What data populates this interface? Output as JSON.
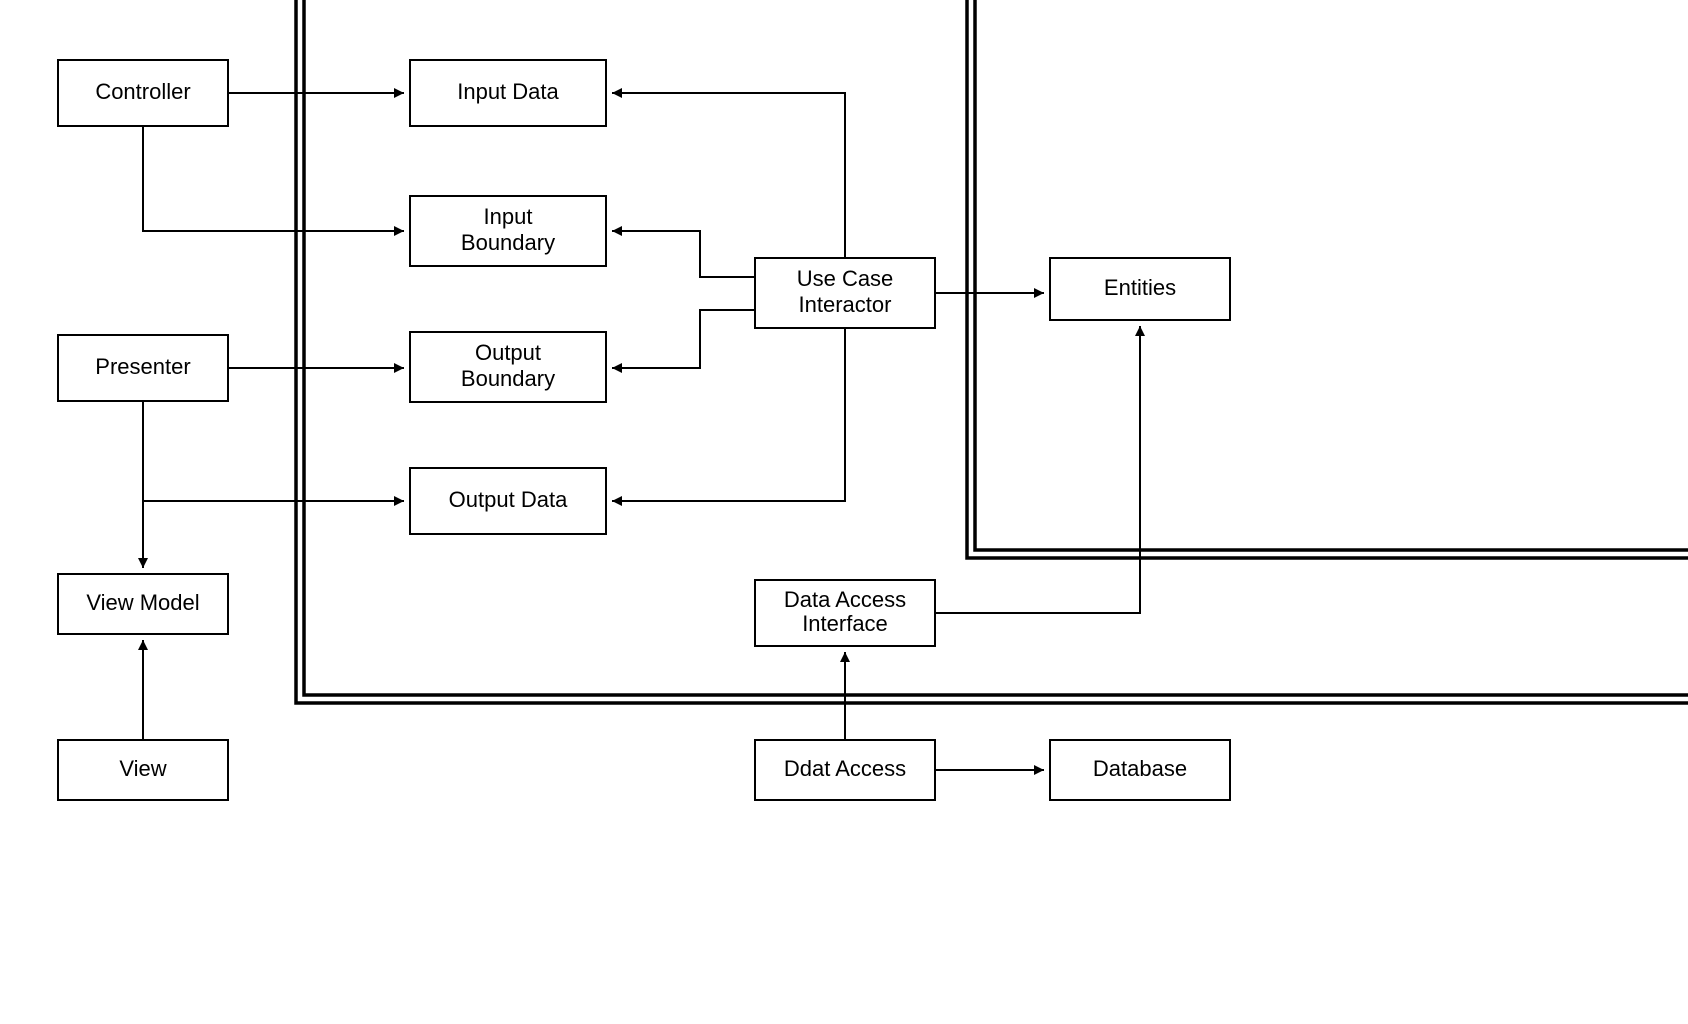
{
  "diagram": {
    "type": "architecture-box-arrow",
    "boxes": {
      "controller": "Controller",
      "presenter": "Presenter",
      "view_model": "View Model",
      "view": "View",
      "input_data": "Input Data",
      "input_boundary_l1": "Input",
      "input_boundary_l2": "Boundary",
      "output_boundary_l1": "Output",
      "output_boundary_l2": "Boundary",
      "output_data": "Output Data",
      "use_case_l1": "Use Case",
      "use_case_l2": "Interactor",
      "data_access_if_l1": "Data Access",
      "data_access_if_l2": "Interface",
      "data_access": "Ddat Access",
      "entities": "Entities",
      "database": "Database"
    }
  }
}
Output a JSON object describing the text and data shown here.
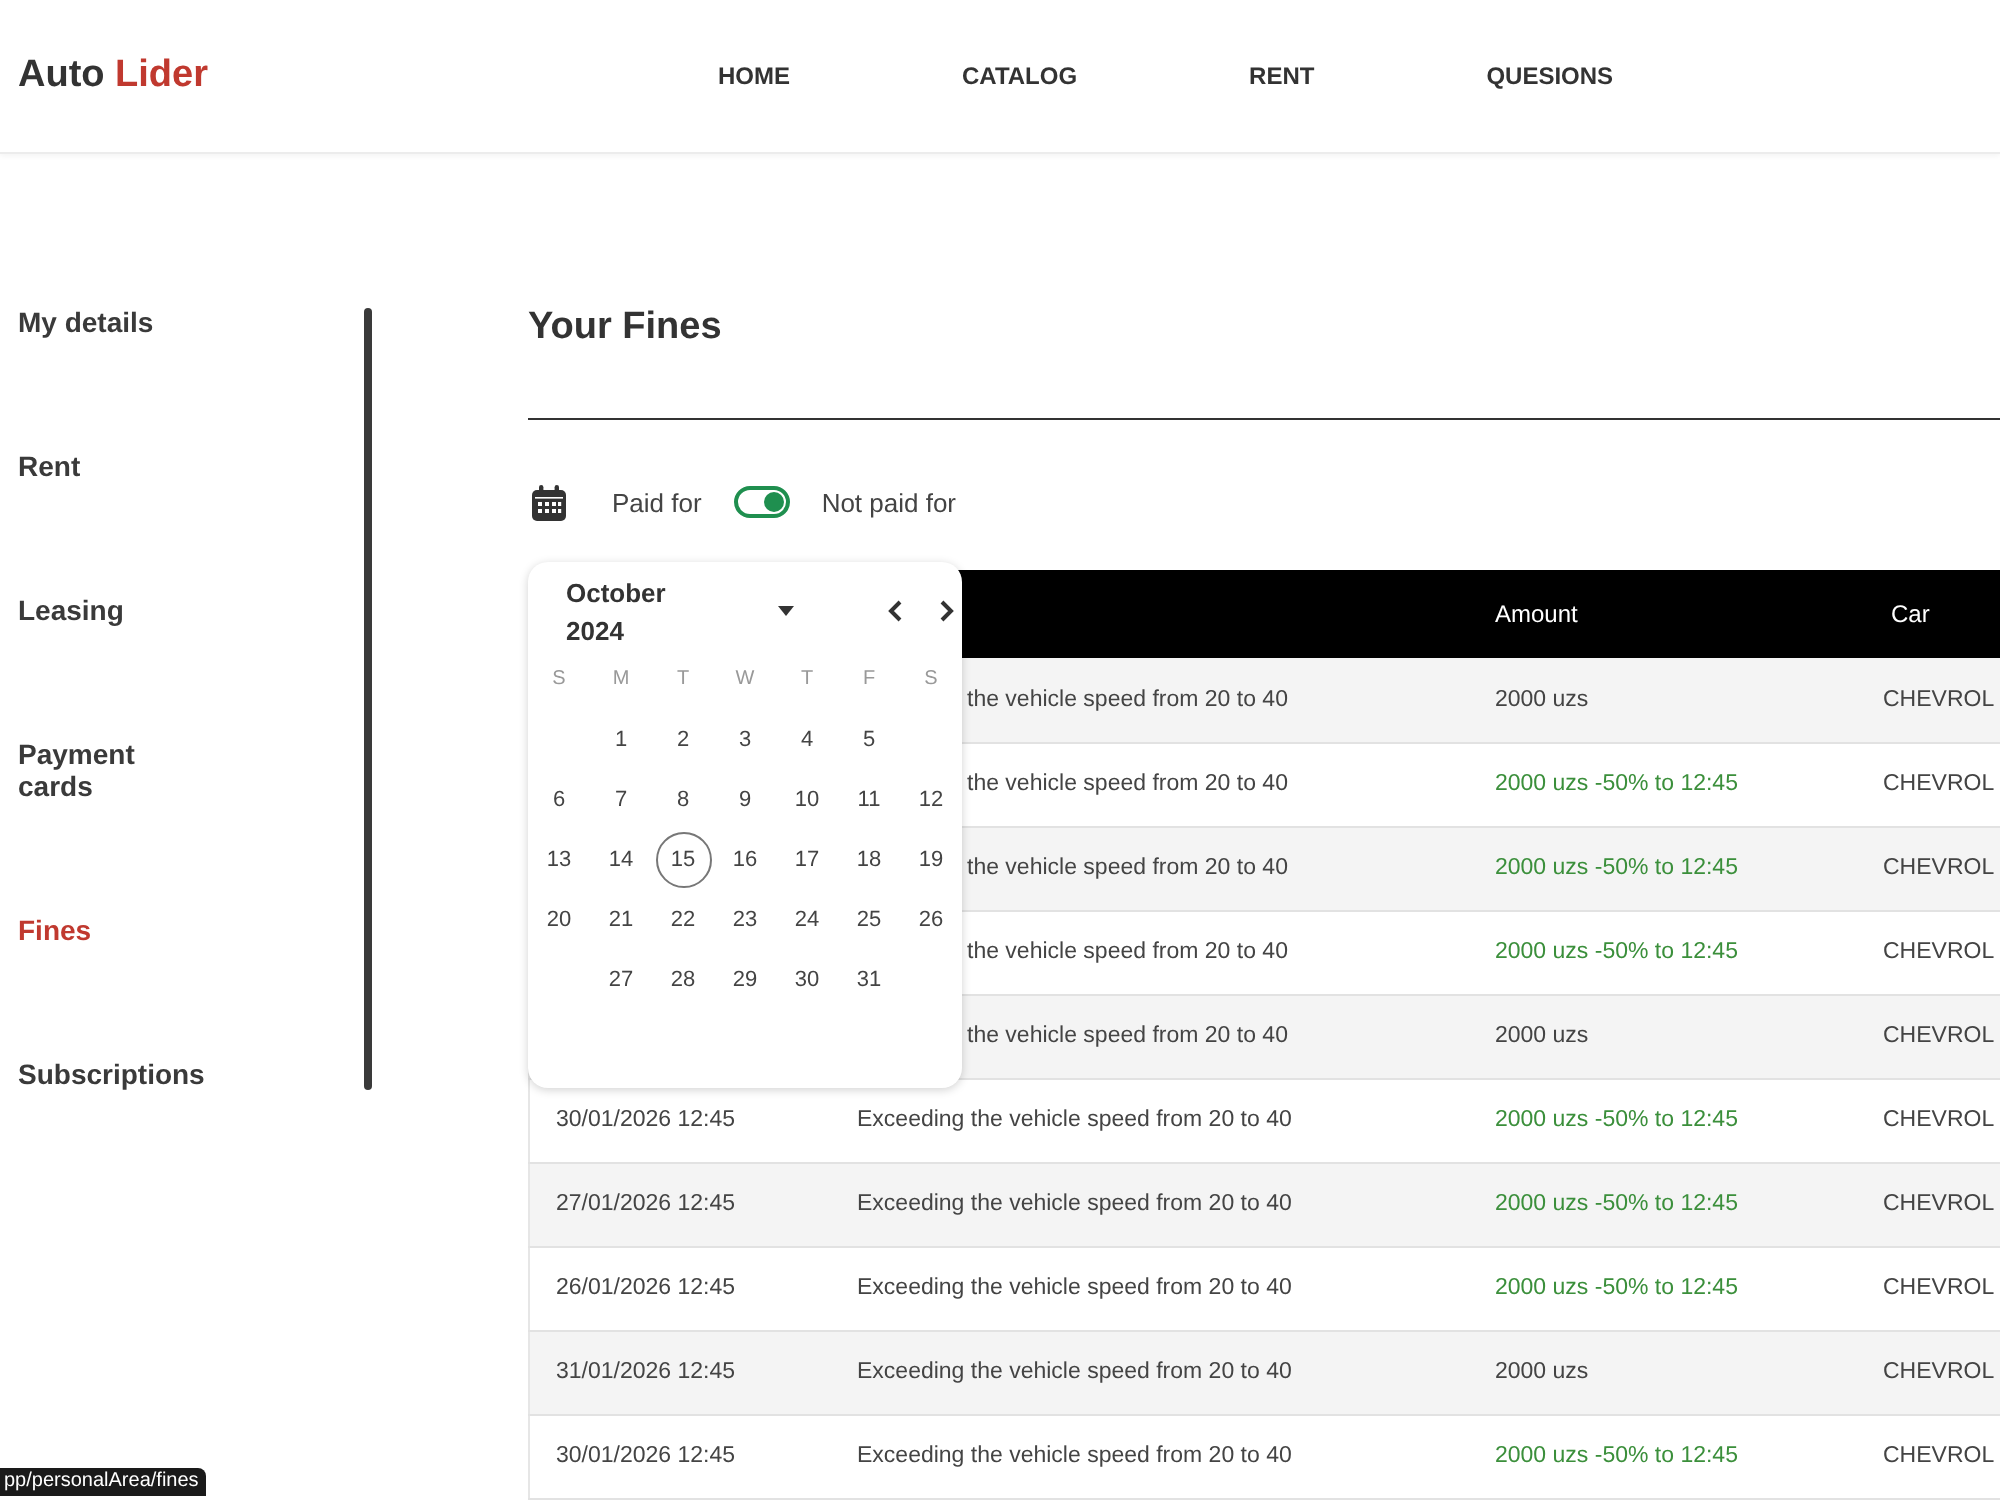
{
  "header": {
    "logo": {
      "text": "Auto",
      "accent": "Lider"
    },
    "nav": [
      "HOME",
      "CATALOG",
      "RENT",
      "QUESIONS"
    ]
  },
  "sidebar": {
    "items": [
      {
        "label": "My details",
        "selected": false
      },
      {
        "label": "Rent",
        "selected": false
      },
      {
        "label": "Leasing",
        "selected": false
      },
      {
        "label": "Payment cards",
        "selected": false
      },
      {
        "label": "Fines",
        "selected": true
      },
      {
        "label": "Subscriptions",
        "selected": false
      }
    ]
  },
  "main": {
    "title": "Your Fines",
    "filter": {
      "paid_label": "Paid for",
      "toggle": {
        "on": true
      },
      "unpaid_label": "Not paid for"
    },
    "calendar": {
      "month": "October 2024",
      "weekdays": [
        "S",
        "M",
        "T",
        "W",
        "T",
        "F",
        "S"
      ],
      "weeks": [
        [
          {
            "day": "1",
            "selected": false
          },
          {
            "day": "2",
            "selected": false
          },
          {
            "day": "3",
            "selected": false
          },
          {
            "day": "4",
            "selected": false
          },
          {
            "day": "5",
            "selected": false
          }
        ],
        [
          {
            "day": "6",
            "selected": false
          },
          {
            "day": "7",
            "selected": false
          },
          {
            "day": "8",
            "selected": false
          },
          {
            "day": "9",
            "selected": false
          },
          {
            "day": "10",
            "selected": false
          },
          {
            "day": "11",
            "selected": false
          },
          {
            "day": "12",
            "selected": false
          }
        ],
        [
          {
            "day": "13",
            "selected": false
          },
          {
            "day": "14",
            "selected": false
          },
          {
            "day": "15",
            "selected": true
          },
          {
            "day": "16",
            "selected": false
          },
          {
            "day": "17",
            "selected": false
          },
          {
            "day": "18",
            "selected": false
          },
          {
            "day": "19",
            "selected": false
          }
        ],
        [
          {
            "day": "20",
            "selected": false
          },
          {
            "day": "21",
            "selected": false
          },
          {
            "day": "22",
            "selected": false
          },
          {
            "day": "23",
            "selected": false
          },
          {
            "day": "24",
            "selected": false
          },
          {
            "day": "25",
            "selected": false
          },
          {
            "day": "26",
            "selected": false
          }
        ],
        [
          {
            "day": "27",
            "selected": false
          },
          {
            "day": "28",
            "selected": false
          },
          {
            "day": "29",
            "selected": false
          },
          {
            "day": "30",
            "selected": false
          },
          {
            "day": "31",
            "selected": false
          }
        ]
      ]
    },
    "table": {
      "columns": [
        {
          "label": "Amount"
        },
        {
          "label": "Car"
        }
      ],
      "rows": [
        {
          "description": "the vehicle speed from 20 to 40",
          "amount": "2000 uzs",
          "discounted": false,
          "car": "CHEVROL"
        },
        {
          "description": "the vehicle speed from 20 to 40",
          "amount": "2000 uzs -50% to 12:45",
          "discounted": true,
          "car": "CHEVROL"
        },
        {
          "description": "the vehicle speed from 20 to 40",
          "amount": "2000 uzs -50% to 12:45",
          "discounted": true,
          "car": "CHEVROL"
        },
        {
          "description": "the vehicle speed from 20 to 40",
          "amount": "2000 uzs -50% to 12:45",
          "discounted": true,
          "car": "CHEVROL"
        },
        {
          "description": "the vehicle speed from 20 to 40",
          "amount": "2000 uzs",
          "discounted": false,
          "car": "CHEVROL"
        },
        {
          "date": "30/01/2026 12:45",
          "description": "Exceeding the vehicle speed from 20 to 40",
          "amount": "2000 uzs -50% to 12:45",
          "discounted": true,
          "car": "CHEVROL"
        },
        {
          "date": "27/01/2026 12:45",
          "description": "Exceeding the vehicle speed from 20 to 40",
          "amount": "2000 uzs -50% to 12:45",
          "discounted": true,
          "car": "CHEVROL"
        },
        {
          "date": "26/01/2026 12:45",
          "description": "Exceeding the vehicle speed from 20 to 40",
          "amount": "2000 uzs -50% to 12:45",
          "discounted": true,
          "car": "CHEVROL"
        },
        {
          "date": "31/01/2026 12:45",
          "description": "Exceeding the vehicle speed from 20 to 40",
          "amount": "2000 uzs",
          "discounted": false,
          "car": "CHEVROL"
        },
        {
          "date": "30/01/2026 12:45",
          "description": "Exceeding the vehicle speed from 20 to 40",
          "amount": "2000 uzs -50% to 12:45",
          "discounted": true,
          "car": "CHEVROL"
        }
      ]
    }
  },
  "status_url": "pp/personalArea/fines"
}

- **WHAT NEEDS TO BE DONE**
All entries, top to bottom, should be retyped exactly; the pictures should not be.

- **ANSWER TO THIS EXERCISE**
What data populates this interface? Output as JSON.
{
  "diagram": {
    "type": "architecture-box-arrow",
    "boxes": {
      "controller": "Controller",
      "presenter": "Presenter",
      "view_model": "View Model",
      "view": "View",
      "input_data": "Input Data",
      "input_boundary_l1": "Input",
      "input_boundary_l2": "Boundary",
      "output_boundary_l1": "Output",
      "output_boundary_l2": "Boundary",
      "output_data": "Output Data",
      "use_case_l1": "Use Case",
      "use_case_l2": "Interactor",
      "data_access_if_l1": "Data Access",
      "data_access_if_l2": "Interface",
      "data_access": "Ddat Access",
      "entities": "Entities",
      "database": "Database"
    }
  }
}
Output a JSON object describing the text and data shown here.
{
  "header": {
    "logo": {
      "text": "Auto",
      "accent": "Lider"
    },
    "nav": [
      "HOME",
      "CATALOG",
      "RENT",
      "QUESIONS"
    ]
  },
  "sidebar": {
    "items": [
      {
        "label": "My details",
        "selected": false
      },
      {
        "label": "Rent",
        "selected": false
      },
      {
        "label": "Leasing",
        "selected": false
      },
      {
        "label": "Payment cards",
        "selected": false
      },
      {
        "label": "Fines",
        "selected": true
      },
      {
        "label": "Subscriptions",
        "selected": false
      }
    ]
  },
  "main": {
    "title": "Your Fines",
    "filter": {
      "paid_label": "Paid for",
      "toggle": {
        "on": true
      },
      "unpaid_label": "Not paid for"
    },
    "calendar": {
      "month": "October 2024",
      "weekdays": [
        "S",
        "M",
        "T",
        "W",
        "T",
        "F",
        "S"
      ],
      "weeks": [
        [
          {
            "day": "1",
            "selected": false
          },
          {
            "day": "2",
            "selected": false
          },
          {
            "day": "3",
            "selected": false
          },
          {
            "day": "4",
            "selected": false
          },
          {
            "day": "5",
            "selected": false
          }
        ],
        [
          {
            "day": "6",
            "selected": false
          },
          {
            "day": "7",
            "selected": false
          },
          {
            "day": "8",
            "selected": false
          },
          {
            "day": "9",
            "selected": false
          },
          {
            "day": "10",
            "selected": false
          },
          {
            "day": "11",
            "selected": false
          },
          {
            "day": "12",
            "selected": false
          }
        ],
        [
          {
            "day": "13",
            "selected": false
          },
          {
            "day": "14",
            "selected": false
          },
          {
            "day": "15",
            "selected": true
          },
          {
            "day": "16",
            "selected": false
          },
          {
            "day": "17",
            "selected": false
          },
          {
            "day": "18",
            "selected": false
          },
          {
            "day": "19",
            "selected": false
          }
        ],
        [
          {
            "day": "20",
            "selected": false
          },
          {
            "day": "21",
            "selected": false
          },
          {
            "day": "22",
            "selected": false
          },
          {
            "day": "23",
            "selected": false
          },
          {
            "day": "24",
            "selected": false
          },
          {
            "day": "25",
            "selected": false
          },
          {
            "day": "26",
            "selected": false
          }
        ],
        [
          {
            "day": "27",
            "selected": false
          },
          {
            "day": "28",
            "selected": false
          },
          {
            "day": "29",
            "selected": false
          },
          {
            "day": "30",
            "selected": false
          },
          {
            "day": "31",
            "selected": false
          }
        ]
      ]
    },
    "table": {
      "columns": [
        {
          "label": "Amount"
        },
        {
          "label": "Car"
        }
      ],
      "rows": [
        {
          "description": "the vehicle speed from 20 to 40",
          "amount": "2000 uzs",
          "discounted": false,
          "car": "CHEVROL"
        },
        {
          "description": "the vehicle speed from 20 to 40",
          "amount": "2000 uzs -50% to 12:45",
          "discounted": true,
          "car": "CHEVROL"
        },
        {
          "description": "the vehicle speed from 20 to 40",
          "amount": "2000 uzs -50% to 12:45",
          "discounted": true,
          "car": "CHEVROL"
        },
        {
          "description": "the vehicle speed from 20 to 40",
          "amount": "2000 uzs -50% to 12:45",
          "discounted": true,
          "car": "CHEVROL"
        },
        {
          "description": "the vehicle speed from 20 to 40",
          "amount": "2000 uzs",
          "discounted": false,
          "car": "CHEVROL"
        },
        {
          "date": "30/01/2026 12:45",
          "description": "Exceeding the vehicle speed from 20 to 40",
          "amount": "2000 uzs -50% to 12:45",
          "discounted": true,
          "car": "CHEVROL"
        },
        {
          "date": "27/01/2026 12:45",
          "description": "Exceeding the vehicle speed from 20 to 40",
          "amount": "2000 uzs -50% to 12:45",
          "discounted": true,
          "car": "CHEVROL"
        },
        {
          "date": "26/01/2026 12:45",
          "description": "Exceeding the vehicle speed from 20 to 40",
          "amount": "2000 uzs -50% to 12:45",
          "discounted": true,
          "car": "CHEVROL"
        },
        {
          "date": "31/01/2026 12:45",
          "description": "Exceeding the vehicle speed from 20 to 40",
          "amount": "2000 uzs",
          "discounted": false,
          "car": "CHEVROL"
        },
        {
          "date": "30/01/2026 12:45",
          "description": "Exceeding the vehicle speed from 20 to 40",
          "amount": "2000 uzs -50% to 12:45",
          "discounted": true,
          "car": "CHEVROL"
        }
      ]
    }
  },
  "status_url": "pp/personalArea/fines"
}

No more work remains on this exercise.